The effect of drought stress varies, depending on the feeding behaviors of insects and mites. For example, insects with piercing–sucking mouthparts such as aphids, whiteflies, scales, and plant bugs typically benefit more from dry conditions than insects with chewing mouthparts, including beetles, caterpillars, and sawflies. Plant stress, due to a lack of soil moisture, often increases susceptibility to wood-boring insects, such as bronze birch borer (Agrilus anxius), twolined chestnut borer (Agrilus bilineatus), and bark beetles. Plants under drought stress decrease production of compounds such as oleoresin, which act to deter feeding by wood-boring insects, thus increasing susceptibility. Additionally, water-deficient plants emit volatile chemicals, such as ethanol and alpha-pinene, that attract these types of insects. Wood-boring insects use these chemical cues to help them locate plants whose natural defenses have been compromised by lack of water. For example, a lack of moisture in the upper tree canopy may result in localized areas of cambial and phloem tissue degradation, which are very attractive to wood-boring insects such as bronze birch borer females for egg laying. Also, the colonization success of bark beetles increases when trees are stressed due to lack of moisture. Bark beetles depend on water stress to weaken the defenses of their target.

Inadequate soil moisture can also lead to higher populations of twospotted spider mite, Tetranychus urticae, because there is less moisture in the air from evaporation. These lower relative humidities and drier conditions tend to favor twospotted spider mite development. Also, twospotted spider mites tend to feed more under dry conditions because the dry air or low relative humidity allows them to easily acquire excess water in plant leaves, which is then excreted by the spider mites.

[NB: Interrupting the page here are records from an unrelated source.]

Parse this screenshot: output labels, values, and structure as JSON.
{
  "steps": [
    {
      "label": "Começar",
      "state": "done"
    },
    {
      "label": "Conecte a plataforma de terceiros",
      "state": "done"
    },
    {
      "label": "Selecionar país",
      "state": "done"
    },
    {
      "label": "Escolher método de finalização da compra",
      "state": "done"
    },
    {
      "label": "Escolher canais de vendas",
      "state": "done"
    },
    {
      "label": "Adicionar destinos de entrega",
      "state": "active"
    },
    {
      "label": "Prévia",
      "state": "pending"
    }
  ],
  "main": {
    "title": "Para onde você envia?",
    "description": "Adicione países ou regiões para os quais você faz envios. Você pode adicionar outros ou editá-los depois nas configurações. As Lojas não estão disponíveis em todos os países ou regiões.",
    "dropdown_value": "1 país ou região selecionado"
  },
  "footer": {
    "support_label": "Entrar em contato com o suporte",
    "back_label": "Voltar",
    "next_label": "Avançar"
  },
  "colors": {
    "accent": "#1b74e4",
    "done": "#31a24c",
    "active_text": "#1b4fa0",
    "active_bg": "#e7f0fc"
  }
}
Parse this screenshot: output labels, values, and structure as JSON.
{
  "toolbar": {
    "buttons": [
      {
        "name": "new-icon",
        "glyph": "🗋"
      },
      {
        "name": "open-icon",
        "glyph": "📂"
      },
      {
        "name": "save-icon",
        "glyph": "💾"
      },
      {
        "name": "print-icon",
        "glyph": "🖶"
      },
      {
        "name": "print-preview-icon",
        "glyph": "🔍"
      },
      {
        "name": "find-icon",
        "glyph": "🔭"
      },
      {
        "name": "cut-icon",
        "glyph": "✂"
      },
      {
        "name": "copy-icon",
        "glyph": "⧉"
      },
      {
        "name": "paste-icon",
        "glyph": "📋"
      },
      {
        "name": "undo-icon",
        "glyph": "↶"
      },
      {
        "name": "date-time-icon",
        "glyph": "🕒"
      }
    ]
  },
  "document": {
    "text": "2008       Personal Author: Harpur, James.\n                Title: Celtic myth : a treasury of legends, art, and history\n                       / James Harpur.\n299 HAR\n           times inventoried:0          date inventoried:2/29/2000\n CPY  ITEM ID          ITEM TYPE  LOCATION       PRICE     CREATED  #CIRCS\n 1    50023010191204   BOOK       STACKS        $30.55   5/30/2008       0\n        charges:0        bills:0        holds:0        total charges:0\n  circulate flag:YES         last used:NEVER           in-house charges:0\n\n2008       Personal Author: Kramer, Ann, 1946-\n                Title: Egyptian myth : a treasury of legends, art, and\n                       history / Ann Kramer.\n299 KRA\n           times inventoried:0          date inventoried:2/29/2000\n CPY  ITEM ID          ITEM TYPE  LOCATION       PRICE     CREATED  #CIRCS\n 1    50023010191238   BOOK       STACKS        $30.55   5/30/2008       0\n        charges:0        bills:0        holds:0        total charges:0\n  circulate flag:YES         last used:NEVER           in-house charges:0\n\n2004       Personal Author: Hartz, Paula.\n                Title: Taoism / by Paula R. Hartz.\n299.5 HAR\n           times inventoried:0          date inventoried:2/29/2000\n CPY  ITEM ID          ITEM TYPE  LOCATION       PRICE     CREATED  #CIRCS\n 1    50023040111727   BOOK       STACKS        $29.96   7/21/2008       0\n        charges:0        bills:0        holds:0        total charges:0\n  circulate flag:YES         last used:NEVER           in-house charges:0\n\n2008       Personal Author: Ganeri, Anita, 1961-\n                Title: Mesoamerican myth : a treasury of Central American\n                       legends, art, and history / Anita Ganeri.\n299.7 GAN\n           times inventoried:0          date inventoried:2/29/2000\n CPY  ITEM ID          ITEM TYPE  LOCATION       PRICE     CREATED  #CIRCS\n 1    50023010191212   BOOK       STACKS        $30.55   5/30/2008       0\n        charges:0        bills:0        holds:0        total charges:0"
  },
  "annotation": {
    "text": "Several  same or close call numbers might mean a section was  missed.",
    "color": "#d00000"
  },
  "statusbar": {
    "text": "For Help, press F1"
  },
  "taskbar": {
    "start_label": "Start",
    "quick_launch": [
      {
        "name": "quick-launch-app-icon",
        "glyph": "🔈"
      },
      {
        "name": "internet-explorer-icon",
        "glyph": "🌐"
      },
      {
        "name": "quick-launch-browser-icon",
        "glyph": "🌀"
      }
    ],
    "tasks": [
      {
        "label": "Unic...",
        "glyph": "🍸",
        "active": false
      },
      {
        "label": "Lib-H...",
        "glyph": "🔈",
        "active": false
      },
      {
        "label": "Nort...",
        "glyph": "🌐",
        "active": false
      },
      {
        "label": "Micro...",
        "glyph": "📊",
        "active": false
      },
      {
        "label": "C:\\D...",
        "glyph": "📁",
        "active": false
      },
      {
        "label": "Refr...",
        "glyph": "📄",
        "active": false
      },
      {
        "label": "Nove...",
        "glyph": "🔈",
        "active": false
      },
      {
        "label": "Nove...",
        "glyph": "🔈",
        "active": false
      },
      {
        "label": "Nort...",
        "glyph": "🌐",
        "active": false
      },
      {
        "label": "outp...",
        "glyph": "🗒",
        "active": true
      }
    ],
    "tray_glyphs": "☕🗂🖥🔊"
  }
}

Insects are affected by drought or dry conditions through a number of mechanisms. First, dry conditions provide a favorable thermal environment of growth and development for plant-feeding insects and mites. Second, drought-stressed plants are more attractive and acceptable to insects. As plants lose moisture via transpiration, the water columns in the xylem cavitate or break apart, producing ultrasonic acoustical emissions that are sensed by many bark beetles, attracting them to stressed plants. Third, drought-stressed plants are more suitable for insects. Water-deficient plants are more favorable for insect growth (that is, increased larval weight), survival, and reproduction because plant nutrients are more concentrated and/or better balanced. However, the primary reason why water-deficient plants are more susceptible to insects is due to a decline in the production of secondary metabolites or defensive compounds, which increases susceptibility to attack. Fourth, drought or dry conditions increase insect detoxification systems. It has been hypothesized that insects feeding on drought-stressed plants are better able to break down certain plant allelochemicals or defensive compounds that would normally have a negative effect on them. The bottom line is that drought stress induces changes in the quality of plants, which improves the performance, in most cases, of plant-feeding insects and mites.